WINSTON-SALEM, N.C. – Family and friends remembered and celebrated Dr. Maya Angelou at a memorial at Wake Forest University on Saturday morning.
"There is no mourning here. We have added to the population of angels," said Angelou's son Guy Bailey Johnson. "There is work everywhere. Humanity and the planet Earth require your attention."
"She would say, 'this is my hand on your back keeping you steady, I may let you trip, but I won't let you fall," said Angelou's grandson Colin Ashanti Johnson. "I am glad to have shared grandma with the world. If she made you feel as half as special as she made me feel, then you are blessed.
The service included personal reflections and musical tributes from special guests.
"The loss I feel is something I cannot describe," said Oprah Winfrey. "She was my spiritual queen mother."
Winfrey shared a story of how once she called Angelou for a shoulder to cry on. Angelou wouldn't let her talk, kept telling Winfrey to stop crying. "Stop and say thank you because God has a put a rainbow in the clouds," Angelou told Winfrey.
"She would want me, you, us to live her legacy," Winfrey said. "I cannot fill her shoes, but I can walk in her footsteps."
"She had enough experiences for 5 lifetimes," reflected President Bill Clinton during the service. He said her great gift, was always paying attention and listening. By the time she was writing her books, she was sharing with us what she had been paying attention to, and with such clarity.
"She just kept calling our attention to things," Clinton said. "She called our attention to the fact that things that really matter, dignity, work, love and kindness are all things that we can all share and don't cost anything. And, they matter more than wealth and power."
Angelou's grandson, Elliott Matthew Jones, welcomed those attending. He talked of how the family had always shared his grandma with the globe, and now, from around the globe they feel the love and support in this time of loss.
"When I think about Maya Angelou, think about the affirmative power of her words," First Lady Michelle Obama said. "Her words were so powerful. They carried a little black girl from the south side of Chicago all the way to the White House."
Obama went on to talk about Angelou's message saying it was very simple. Angelou told us our worth was nothing about about what the world might say. She reminded us that we each must find our own voice, decide our own value and then announce it to the world as it is our birth right as humans.
"Maya Angelou wanted all of us to be phenomenal right along side her," Obama said.
"Our sister, our mother, our friend will always be with us," said Ambassador Andrew Young. Young also read from scripture, John 14:1-6, 27.
Cicely Tyson reflected on their friendship and shared personal memories. She shared her first time performing in the theater, where she met Angelou. "This bond will never be broken."
Dr. Serenus T Churn, Sr. gave the Eulogy. He told us that while we all know Angelou for so many things, her poems and writings, what we might not know is how much family meant to her, that she was a giver and a woman of faith.
The service ended with a musical recording Angelou did with Valerie Ashford Simpson in 1996.

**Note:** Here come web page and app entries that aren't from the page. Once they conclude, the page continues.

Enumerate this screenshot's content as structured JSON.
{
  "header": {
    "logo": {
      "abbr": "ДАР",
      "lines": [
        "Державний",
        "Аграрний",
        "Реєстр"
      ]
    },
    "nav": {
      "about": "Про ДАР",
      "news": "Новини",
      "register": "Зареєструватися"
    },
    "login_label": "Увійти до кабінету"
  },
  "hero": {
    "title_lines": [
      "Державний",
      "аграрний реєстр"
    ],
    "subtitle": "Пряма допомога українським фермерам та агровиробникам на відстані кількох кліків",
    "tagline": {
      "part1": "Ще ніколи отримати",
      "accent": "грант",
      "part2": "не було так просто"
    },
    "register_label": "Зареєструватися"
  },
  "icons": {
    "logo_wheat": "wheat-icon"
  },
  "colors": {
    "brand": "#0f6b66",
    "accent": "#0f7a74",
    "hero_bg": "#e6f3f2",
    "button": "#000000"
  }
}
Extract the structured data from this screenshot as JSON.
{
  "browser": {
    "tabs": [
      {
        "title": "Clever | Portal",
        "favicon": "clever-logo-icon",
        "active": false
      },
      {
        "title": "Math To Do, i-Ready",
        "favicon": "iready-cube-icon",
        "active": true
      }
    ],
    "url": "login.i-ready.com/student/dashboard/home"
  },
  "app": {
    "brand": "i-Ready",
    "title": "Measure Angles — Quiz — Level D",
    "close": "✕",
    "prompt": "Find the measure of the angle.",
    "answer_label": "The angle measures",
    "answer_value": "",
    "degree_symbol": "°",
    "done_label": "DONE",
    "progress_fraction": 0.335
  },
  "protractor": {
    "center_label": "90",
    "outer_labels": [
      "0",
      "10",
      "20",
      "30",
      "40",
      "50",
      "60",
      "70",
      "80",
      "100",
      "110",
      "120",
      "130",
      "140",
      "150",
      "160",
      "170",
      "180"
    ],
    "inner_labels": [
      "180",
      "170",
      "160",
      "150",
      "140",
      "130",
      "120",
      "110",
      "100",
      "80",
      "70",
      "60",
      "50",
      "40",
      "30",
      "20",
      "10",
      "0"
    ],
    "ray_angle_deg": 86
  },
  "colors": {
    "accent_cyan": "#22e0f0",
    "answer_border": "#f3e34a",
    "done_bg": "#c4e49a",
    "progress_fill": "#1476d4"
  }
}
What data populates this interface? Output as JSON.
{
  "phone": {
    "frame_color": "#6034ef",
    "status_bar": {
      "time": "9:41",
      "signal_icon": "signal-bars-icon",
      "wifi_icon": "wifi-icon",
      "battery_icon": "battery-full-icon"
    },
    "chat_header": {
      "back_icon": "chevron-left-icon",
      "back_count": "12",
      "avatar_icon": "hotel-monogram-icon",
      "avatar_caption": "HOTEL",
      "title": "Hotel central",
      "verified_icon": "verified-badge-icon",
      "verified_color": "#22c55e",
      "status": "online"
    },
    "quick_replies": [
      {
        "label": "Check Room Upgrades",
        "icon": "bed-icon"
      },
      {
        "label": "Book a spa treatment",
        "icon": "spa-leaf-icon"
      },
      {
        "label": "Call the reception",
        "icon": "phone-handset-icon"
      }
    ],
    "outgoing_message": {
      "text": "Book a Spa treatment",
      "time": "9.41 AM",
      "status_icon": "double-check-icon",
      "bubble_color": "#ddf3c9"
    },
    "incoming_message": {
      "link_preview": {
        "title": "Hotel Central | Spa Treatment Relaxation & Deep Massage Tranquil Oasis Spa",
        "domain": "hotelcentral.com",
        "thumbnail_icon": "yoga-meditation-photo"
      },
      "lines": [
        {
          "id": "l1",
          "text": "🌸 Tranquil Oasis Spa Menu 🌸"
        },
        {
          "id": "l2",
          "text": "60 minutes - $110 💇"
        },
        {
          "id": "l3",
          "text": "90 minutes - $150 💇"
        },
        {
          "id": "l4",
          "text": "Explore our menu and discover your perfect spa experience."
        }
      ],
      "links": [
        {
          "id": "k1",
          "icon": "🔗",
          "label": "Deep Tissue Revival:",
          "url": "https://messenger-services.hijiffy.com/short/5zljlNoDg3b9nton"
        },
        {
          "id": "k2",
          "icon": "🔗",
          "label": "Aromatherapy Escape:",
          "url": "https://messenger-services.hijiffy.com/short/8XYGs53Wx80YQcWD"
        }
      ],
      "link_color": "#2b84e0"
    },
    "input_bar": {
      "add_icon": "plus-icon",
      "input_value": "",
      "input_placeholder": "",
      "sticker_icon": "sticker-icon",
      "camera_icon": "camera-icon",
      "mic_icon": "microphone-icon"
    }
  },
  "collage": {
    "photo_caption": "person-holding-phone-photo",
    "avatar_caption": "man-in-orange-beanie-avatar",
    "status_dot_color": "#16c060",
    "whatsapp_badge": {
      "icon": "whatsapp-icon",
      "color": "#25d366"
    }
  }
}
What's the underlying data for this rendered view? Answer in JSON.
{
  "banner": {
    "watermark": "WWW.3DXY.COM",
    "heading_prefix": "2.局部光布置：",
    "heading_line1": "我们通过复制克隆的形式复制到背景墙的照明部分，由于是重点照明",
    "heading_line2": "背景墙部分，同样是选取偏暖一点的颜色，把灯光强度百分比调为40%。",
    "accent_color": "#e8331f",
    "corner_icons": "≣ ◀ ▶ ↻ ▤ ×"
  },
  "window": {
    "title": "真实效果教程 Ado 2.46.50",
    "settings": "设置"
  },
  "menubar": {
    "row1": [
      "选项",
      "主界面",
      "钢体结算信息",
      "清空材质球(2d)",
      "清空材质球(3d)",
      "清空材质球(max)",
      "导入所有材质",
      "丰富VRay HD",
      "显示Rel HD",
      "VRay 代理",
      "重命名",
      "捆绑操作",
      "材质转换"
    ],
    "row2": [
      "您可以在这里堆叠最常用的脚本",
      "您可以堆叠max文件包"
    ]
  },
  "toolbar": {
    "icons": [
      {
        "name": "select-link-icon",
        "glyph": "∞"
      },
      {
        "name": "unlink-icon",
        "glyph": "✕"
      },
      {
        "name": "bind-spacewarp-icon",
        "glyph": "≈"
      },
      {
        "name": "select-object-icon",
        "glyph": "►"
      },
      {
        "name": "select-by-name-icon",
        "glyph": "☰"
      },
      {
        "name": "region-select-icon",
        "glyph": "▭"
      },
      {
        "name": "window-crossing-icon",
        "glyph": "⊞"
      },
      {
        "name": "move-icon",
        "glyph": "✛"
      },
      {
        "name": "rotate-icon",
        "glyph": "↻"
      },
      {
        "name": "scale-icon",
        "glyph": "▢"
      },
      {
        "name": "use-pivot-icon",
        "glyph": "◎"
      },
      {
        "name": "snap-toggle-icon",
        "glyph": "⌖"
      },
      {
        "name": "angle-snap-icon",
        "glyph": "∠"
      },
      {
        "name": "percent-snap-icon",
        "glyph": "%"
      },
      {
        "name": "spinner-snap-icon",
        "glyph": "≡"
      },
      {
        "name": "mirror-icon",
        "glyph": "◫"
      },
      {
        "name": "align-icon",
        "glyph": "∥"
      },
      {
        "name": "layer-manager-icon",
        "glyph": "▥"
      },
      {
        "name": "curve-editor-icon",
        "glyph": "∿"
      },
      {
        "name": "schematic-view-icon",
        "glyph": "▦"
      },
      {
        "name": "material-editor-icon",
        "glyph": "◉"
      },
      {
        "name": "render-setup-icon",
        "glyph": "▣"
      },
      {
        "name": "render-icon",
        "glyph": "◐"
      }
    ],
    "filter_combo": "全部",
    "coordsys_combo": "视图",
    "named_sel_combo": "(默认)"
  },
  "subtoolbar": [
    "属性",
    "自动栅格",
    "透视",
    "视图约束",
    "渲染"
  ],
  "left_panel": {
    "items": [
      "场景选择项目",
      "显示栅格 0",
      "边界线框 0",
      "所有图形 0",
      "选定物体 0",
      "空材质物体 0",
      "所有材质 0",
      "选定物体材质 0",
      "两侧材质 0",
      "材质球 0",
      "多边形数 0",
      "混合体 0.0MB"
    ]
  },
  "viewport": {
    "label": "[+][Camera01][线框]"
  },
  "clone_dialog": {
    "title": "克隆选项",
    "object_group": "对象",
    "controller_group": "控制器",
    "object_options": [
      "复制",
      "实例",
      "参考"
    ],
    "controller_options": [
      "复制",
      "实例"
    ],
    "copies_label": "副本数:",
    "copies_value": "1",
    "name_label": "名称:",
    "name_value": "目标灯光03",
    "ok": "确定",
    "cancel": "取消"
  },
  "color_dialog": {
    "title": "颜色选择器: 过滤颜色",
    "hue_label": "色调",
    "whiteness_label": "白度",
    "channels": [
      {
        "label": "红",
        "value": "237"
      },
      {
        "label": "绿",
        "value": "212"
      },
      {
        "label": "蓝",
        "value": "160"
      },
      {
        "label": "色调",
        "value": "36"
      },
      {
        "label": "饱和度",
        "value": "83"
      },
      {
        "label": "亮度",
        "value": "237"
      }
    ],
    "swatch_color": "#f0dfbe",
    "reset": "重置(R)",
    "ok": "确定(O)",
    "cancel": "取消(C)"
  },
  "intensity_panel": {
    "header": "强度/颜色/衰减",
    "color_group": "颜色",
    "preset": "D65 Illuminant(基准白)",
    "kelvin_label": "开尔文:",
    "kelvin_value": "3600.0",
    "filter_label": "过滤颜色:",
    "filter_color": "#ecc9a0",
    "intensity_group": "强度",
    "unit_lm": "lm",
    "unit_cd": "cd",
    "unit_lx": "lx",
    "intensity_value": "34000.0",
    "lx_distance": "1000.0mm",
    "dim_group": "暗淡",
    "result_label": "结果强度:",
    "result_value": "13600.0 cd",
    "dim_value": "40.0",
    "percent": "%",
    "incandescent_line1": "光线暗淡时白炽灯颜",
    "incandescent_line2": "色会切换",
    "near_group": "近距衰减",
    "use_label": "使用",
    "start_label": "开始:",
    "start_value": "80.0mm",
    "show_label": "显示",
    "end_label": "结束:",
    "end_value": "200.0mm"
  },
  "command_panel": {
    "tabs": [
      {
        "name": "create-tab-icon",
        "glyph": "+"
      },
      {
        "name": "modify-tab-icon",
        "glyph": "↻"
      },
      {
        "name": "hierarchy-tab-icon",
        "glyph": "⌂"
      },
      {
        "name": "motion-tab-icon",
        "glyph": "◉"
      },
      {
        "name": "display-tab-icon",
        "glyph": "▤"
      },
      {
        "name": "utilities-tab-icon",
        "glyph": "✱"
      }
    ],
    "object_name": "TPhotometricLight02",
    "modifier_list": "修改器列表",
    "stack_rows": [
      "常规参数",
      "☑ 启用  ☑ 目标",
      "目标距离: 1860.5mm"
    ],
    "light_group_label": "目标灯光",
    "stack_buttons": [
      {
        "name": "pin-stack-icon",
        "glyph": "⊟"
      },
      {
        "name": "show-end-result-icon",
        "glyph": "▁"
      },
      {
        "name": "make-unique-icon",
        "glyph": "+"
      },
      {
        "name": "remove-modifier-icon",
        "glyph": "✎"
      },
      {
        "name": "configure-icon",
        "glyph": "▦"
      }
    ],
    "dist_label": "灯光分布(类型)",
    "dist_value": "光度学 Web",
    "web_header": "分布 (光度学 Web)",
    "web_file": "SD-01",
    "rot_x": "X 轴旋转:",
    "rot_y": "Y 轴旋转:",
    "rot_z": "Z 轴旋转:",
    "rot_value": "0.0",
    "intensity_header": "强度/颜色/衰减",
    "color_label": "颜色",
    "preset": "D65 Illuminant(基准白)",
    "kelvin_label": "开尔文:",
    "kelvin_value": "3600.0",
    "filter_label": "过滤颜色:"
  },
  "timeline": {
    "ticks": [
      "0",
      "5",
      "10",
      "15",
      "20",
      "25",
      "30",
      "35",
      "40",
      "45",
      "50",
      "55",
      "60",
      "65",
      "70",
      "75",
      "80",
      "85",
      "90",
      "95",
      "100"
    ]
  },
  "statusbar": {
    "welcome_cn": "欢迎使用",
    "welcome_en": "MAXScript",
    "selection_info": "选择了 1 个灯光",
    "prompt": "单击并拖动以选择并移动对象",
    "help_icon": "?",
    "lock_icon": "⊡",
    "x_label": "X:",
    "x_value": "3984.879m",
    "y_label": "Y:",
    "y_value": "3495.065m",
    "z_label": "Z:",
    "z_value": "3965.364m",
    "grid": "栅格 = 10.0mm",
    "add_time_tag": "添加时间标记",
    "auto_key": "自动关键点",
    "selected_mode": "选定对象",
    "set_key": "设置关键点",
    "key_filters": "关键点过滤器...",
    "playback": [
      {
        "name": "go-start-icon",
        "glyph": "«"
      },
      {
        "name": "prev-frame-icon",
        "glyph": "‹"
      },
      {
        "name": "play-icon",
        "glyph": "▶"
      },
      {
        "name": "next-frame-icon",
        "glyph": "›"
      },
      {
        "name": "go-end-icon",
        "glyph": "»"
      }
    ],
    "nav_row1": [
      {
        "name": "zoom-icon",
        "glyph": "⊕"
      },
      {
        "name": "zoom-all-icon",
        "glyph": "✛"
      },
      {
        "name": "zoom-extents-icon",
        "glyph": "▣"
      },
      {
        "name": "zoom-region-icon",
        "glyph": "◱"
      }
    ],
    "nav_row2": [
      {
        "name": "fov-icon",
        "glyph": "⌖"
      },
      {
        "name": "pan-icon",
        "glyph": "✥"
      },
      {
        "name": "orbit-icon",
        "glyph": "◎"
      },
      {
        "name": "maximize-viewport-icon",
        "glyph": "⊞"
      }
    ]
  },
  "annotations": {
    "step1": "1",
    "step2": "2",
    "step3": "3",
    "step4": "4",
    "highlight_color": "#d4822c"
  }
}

The service, at Wait Chapel, was a private service for family and friends that was shared with the public on television and live stream.
Angelou's son, Guy B. Johnson, plans to release information about memorials in other cities across the country.
Last week, Angelou's nurse found her dead in her home. The 86-year-old was sick for a long time.
More than 800 people attended a celebration of life service last Thursday at her church, Mt. Zion Baptist in Winston-Salem.
Angelou was an award-winning writer best known for "I Know Why the Caged Bird Sings".